The European Common Charger would make sure consumers no longer need a new charger and cable every time they purchase a new device, and can use one charger for all their small and medium-sized electronic gadgets.
The initiative is an important step towards a more sustainable way of life, while reducing e-waste and protecting consumer rights. Mobile phones, tablets, digital cameras, headphones and headsets, handheld videogame consoles and portable speakers, items rechargeable via a wired cable, would have to be equipped with a USB Type-C port, regardless of the manufacturer. Under the new legislation, exemptions would apply only for devices that are too small to have a USB Type-C port, such as smart watches, health trackers, and some sports equipment. These rules could already enter into force in 2024, however there is the need for further legislative action.

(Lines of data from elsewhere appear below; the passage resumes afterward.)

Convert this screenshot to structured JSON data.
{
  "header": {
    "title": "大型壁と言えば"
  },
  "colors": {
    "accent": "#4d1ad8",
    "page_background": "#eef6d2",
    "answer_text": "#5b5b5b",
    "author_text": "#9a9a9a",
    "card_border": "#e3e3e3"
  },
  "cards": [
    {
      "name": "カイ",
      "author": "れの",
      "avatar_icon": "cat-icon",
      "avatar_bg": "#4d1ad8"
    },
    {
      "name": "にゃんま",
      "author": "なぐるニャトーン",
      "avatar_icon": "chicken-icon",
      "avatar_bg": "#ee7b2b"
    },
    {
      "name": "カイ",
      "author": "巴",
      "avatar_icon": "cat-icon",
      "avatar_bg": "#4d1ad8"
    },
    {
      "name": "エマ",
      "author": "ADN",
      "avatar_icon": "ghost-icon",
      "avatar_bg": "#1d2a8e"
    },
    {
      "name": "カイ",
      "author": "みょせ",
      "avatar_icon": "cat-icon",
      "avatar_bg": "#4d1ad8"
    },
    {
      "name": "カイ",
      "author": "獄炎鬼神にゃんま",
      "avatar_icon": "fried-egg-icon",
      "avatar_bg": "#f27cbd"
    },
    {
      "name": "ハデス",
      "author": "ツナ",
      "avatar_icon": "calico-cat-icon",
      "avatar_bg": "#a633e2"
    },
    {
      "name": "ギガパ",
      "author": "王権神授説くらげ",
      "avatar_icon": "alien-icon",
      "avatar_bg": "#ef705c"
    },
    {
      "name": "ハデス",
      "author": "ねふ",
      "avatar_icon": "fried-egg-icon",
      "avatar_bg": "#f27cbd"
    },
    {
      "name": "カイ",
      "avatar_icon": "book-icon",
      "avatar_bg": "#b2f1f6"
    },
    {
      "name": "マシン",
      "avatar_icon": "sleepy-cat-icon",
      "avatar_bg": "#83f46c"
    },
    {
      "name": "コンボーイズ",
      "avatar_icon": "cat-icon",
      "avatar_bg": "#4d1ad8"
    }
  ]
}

Our shadow rapporteur on the Common charger, Ms Róża Thun, wishes to use this opportunity to debate which further steps could be taken in the future to expand the scope of this proposal, in order to further ensure sustainability and consumer rights in the European single market.